Try it:
In the listing below, find each line that holds the string "Photo" and copy it.

Dataset records:

.....

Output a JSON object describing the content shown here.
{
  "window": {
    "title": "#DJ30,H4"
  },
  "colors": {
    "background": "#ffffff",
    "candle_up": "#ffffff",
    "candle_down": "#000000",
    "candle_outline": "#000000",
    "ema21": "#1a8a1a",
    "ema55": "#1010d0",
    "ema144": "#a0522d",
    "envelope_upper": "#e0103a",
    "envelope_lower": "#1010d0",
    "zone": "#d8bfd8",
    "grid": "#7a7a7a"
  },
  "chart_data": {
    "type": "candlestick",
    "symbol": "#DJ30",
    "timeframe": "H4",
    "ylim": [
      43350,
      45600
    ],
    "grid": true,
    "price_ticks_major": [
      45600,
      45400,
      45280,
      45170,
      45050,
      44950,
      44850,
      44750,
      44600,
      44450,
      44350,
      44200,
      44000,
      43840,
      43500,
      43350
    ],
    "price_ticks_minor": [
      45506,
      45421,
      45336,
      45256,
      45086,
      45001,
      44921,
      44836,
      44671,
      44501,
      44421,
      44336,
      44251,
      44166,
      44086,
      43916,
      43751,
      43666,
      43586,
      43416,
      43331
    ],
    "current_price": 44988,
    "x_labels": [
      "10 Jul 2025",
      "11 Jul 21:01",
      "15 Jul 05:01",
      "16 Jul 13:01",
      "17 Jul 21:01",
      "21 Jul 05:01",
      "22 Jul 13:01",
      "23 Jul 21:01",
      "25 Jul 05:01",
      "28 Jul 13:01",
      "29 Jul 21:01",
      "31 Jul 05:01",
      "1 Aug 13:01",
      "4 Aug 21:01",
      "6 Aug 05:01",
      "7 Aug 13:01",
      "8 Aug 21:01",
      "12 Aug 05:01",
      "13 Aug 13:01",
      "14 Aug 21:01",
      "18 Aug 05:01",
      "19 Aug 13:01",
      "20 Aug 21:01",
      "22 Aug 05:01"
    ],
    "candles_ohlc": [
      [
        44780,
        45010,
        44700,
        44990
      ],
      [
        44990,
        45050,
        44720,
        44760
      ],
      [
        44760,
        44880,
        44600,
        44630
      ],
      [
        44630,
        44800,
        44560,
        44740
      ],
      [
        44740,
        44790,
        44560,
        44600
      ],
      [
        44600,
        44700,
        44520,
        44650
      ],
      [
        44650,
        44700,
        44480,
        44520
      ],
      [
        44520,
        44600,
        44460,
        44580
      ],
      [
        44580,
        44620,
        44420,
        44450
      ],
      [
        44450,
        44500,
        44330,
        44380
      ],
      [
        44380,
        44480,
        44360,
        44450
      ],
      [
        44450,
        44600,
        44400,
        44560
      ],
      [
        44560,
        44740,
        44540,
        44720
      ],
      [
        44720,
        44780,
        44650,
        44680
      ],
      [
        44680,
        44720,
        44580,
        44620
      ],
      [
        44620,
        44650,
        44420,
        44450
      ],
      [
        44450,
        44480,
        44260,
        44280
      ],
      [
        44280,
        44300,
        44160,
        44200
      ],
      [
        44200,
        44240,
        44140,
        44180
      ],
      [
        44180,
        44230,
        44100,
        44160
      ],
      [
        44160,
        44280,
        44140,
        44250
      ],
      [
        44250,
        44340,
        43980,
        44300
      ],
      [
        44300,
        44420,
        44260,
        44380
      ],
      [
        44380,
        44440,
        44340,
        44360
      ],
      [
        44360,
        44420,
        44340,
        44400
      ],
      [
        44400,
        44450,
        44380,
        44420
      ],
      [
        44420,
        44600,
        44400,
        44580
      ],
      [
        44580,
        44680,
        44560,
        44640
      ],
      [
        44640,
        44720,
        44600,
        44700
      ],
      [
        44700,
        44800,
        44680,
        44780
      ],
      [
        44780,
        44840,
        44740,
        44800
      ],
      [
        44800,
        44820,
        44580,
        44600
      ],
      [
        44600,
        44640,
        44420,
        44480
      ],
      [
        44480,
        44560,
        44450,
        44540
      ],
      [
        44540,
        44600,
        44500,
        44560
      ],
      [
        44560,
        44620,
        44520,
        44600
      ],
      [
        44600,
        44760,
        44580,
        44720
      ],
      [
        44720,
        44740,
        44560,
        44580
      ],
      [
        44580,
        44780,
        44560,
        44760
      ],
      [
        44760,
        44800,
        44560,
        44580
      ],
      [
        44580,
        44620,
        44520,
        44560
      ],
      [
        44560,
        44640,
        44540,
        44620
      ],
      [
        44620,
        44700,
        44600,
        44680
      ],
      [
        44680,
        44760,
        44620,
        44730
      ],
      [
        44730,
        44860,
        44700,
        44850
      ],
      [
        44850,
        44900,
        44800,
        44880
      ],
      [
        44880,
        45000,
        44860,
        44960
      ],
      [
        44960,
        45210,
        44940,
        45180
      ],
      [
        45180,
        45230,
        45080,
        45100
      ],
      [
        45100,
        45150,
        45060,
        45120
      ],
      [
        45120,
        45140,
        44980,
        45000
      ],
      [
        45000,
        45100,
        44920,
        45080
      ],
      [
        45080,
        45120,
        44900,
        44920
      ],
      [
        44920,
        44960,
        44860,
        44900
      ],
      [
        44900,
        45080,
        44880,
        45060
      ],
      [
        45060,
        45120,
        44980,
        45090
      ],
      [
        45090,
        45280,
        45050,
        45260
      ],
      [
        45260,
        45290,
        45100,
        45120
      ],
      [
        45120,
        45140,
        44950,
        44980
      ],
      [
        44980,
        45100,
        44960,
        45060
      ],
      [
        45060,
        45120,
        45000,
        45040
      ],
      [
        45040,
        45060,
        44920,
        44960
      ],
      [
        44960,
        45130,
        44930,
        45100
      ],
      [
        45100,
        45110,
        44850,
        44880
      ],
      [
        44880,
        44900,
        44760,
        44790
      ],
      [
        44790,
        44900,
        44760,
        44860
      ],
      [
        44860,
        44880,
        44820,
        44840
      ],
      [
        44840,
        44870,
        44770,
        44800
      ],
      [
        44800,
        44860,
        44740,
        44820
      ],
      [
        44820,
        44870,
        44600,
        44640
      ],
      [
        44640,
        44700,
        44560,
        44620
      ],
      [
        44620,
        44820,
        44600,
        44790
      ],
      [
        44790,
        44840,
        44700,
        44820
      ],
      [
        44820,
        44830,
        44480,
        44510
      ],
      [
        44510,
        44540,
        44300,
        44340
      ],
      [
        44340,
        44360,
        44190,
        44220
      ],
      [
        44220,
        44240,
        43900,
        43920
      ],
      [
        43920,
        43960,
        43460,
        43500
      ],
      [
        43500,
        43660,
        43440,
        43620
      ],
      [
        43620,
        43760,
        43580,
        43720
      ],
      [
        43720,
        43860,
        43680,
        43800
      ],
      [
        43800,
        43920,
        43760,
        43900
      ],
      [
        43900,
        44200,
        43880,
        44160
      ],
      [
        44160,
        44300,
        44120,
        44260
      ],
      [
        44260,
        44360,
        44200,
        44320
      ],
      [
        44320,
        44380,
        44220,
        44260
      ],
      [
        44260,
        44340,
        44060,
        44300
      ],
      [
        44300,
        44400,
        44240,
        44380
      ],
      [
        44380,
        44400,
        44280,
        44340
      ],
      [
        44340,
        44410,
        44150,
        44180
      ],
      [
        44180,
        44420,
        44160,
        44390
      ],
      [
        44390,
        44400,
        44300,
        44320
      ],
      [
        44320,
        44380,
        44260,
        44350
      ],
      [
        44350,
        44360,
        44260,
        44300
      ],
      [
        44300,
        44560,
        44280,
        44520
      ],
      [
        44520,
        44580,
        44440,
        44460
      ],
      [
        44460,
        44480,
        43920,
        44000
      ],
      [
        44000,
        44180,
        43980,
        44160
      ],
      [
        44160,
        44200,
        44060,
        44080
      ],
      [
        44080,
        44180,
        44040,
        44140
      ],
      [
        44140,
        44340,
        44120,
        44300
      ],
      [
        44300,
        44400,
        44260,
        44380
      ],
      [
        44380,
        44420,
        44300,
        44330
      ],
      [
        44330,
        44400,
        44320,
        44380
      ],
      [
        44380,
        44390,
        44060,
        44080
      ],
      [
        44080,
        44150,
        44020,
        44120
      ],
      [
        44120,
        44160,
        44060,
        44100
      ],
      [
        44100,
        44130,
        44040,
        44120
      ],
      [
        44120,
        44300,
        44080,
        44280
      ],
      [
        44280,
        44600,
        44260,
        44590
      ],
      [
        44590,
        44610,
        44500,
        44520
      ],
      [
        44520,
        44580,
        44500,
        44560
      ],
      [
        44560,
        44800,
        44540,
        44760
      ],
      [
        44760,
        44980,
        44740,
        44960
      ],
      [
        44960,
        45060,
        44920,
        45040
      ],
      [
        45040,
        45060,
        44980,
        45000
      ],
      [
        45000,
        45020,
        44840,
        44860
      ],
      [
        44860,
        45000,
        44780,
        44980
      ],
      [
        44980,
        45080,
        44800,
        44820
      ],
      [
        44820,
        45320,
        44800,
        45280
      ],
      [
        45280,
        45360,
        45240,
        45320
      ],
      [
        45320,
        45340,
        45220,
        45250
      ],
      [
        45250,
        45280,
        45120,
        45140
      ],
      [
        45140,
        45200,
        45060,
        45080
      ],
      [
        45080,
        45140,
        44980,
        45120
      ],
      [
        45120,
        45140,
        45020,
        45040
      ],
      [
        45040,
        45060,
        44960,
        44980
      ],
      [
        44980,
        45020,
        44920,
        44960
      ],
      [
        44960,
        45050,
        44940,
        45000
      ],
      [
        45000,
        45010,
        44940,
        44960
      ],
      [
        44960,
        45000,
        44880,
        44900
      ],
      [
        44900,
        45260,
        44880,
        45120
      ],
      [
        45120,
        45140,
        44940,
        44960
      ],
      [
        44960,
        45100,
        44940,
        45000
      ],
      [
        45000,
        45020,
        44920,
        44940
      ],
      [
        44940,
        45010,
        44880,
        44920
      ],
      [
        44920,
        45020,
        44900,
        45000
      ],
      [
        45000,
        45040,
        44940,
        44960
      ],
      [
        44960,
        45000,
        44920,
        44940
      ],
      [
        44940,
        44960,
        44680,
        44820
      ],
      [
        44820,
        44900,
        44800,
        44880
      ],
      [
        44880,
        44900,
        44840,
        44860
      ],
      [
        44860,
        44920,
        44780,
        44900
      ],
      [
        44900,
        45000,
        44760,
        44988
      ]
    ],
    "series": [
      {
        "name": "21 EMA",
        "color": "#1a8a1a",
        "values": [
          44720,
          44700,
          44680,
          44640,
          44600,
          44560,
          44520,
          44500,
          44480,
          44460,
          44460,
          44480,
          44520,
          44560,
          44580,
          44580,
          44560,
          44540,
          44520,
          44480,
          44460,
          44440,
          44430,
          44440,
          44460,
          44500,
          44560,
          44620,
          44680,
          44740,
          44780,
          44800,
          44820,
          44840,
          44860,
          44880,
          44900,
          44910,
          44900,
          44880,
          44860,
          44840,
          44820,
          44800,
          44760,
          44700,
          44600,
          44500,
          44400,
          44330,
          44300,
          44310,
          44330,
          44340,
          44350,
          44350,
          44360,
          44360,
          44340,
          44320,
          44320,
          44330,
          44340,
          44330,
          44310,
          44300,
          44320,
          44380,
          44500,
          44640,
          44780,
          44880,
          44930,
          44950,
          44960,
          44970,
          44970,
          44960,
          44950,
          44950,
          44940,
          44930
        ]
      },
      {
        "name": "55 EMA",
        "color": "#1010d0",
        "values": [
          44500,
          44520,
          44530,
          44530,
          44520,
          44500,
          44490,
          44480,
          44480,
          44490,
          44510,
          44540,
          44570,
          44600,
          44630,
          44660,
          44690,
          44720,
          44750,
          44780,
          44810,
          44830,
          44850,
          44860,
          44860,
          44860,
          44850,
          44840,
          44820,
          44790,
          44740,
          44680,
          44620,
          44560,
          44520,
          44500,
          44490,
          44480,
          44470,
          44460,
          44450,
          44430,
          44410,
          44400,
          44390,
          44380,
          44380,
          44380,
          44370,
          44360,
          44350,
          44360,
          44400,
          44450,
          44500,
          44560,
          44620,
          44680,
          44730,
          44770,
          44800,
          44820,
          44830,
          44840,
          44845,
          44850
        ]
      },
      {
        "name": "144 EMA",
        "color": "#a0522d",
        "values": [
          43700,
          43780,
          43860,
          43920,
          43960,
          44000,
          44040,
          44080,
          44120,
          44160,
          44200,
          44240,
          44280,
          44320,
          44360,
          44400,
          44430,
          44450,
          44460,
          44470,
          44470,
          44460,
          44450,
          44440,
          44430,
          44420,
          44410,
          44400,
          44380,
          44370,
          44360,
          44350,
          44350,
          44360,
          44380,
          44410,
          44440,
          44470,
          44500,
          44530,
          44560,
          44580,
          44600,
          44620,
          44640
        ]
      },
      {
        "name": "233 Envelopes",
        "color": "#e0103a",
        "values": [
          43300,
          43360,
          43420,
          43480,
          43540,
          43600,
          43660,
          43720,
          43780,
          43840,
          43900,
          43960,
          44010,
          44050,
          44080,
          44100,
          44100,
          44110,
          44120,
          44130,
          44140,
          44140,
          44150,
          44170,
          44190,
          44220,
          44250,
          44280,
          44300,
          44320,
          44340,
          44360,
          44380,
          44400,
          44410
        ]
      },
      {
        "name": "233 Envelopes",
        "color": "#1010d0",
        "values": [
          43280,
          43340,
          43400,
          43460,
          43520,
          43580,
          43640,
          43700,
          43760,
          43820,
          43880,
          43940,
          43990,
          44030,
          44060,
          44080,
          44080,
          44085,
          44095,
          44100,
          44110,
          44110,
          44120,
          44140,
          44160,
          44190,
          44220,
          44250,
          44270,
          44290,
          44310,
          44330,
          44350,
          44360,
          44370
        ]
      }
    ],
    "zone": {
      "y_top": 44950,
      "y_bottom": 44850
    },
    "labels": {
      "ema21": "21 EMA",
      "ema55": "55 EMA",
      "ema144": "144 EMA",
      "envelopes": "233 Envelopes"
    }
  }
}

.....

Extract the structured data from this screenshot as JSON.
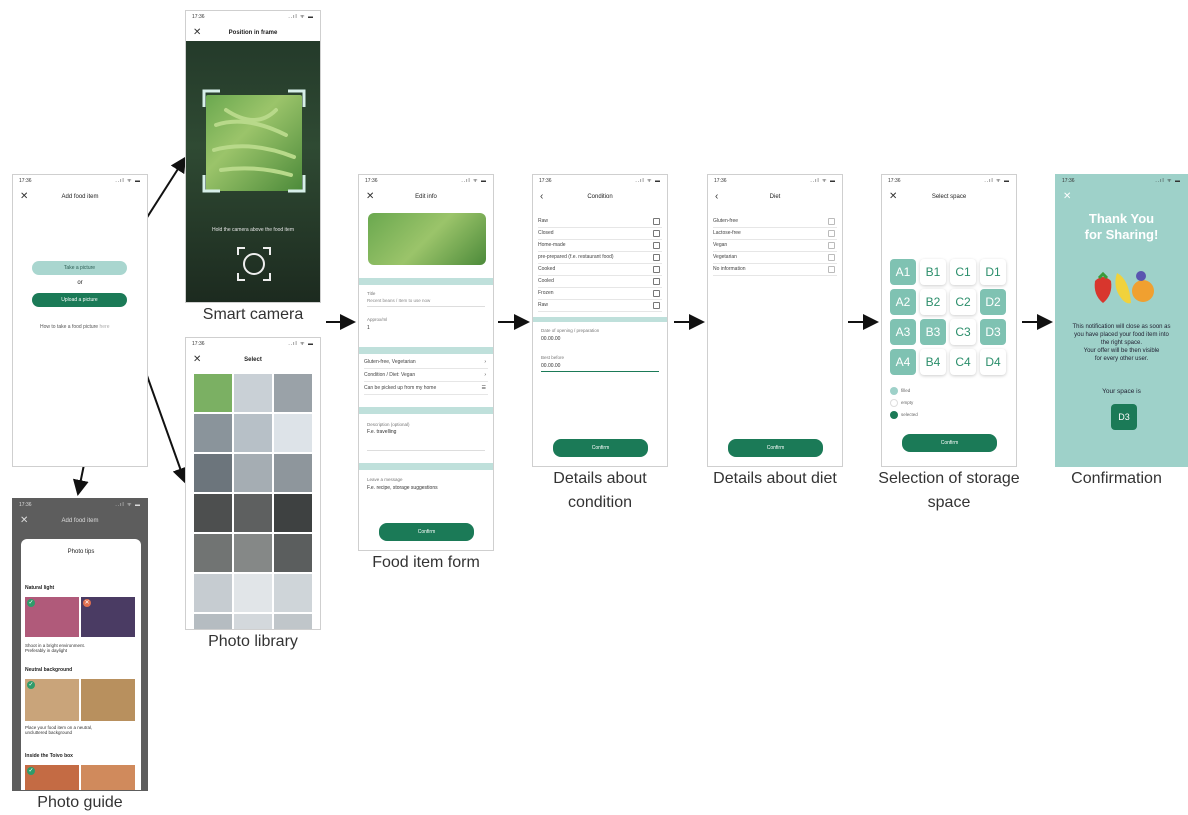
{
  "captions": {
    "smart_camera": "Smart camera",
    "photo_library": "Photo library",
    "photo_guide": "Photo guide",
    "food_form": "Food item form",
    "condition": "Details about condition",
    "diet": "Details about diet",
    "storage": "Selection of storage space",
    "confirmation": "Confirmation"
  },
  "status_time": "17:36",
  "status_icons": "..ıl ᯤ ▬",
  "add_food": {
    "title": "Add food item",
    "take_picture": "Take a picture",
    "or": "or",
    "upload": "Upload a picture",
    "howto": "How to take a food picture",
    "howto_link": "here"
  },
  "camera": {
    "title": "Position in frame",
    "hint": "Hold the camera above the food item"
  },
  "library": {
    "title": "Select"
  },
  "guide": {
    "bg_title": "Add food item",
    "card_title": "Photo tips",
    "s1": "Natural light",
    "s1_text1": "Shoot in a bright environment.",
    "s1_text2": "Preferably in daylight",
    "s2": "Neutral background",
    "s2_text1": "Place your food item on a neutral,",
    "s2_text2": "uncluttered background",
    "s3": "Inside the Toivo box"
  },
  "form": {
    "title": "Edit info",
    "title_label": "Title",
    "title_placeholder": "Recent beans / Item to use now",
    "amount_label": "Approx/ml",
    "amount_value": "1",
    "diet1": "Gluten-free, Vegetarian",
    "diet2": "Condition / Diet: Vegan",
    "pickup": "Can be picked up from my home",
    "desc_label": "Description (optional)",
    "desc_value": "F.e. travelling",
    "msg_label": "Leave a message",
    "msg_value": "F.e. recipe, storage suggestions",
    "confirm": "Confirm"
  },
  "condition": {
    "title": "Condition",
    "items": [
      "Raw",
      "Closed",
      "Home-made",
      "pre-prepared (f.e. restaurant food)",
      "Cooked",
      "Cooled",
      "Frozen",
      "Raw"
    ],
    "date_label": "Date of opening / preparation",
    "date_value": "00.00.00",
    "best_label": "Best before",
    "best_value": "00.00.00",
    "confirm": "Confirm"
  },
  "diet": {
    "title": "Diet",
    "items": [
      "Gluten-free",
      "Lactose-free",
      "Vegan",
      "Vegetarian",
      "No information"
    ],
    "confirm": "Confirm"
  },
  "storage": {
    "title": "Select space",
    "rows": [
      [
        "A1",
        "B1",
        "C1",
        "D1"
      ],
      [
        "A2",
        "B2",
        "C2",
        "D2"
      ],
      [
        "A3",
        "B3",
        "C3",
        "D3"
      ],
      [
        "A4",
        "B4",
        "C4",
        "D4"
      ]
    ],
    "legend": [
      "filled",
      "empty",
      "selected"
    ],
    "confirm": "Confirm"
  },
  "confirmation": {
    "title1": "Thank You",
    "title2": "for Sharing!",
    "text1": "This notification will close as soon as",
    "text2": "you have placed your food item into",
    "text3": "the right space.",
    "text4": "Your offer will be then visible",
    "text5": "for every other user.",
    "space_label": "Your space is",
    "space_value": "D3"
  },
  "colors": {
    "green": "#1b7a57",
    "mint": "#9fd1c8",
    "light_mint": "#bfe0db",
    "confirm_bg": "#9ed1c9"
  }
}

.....

Response:
    "photo_library": "Photo library",
    "photo_guide": "Photo guide",
    "card_title": "Photo tips",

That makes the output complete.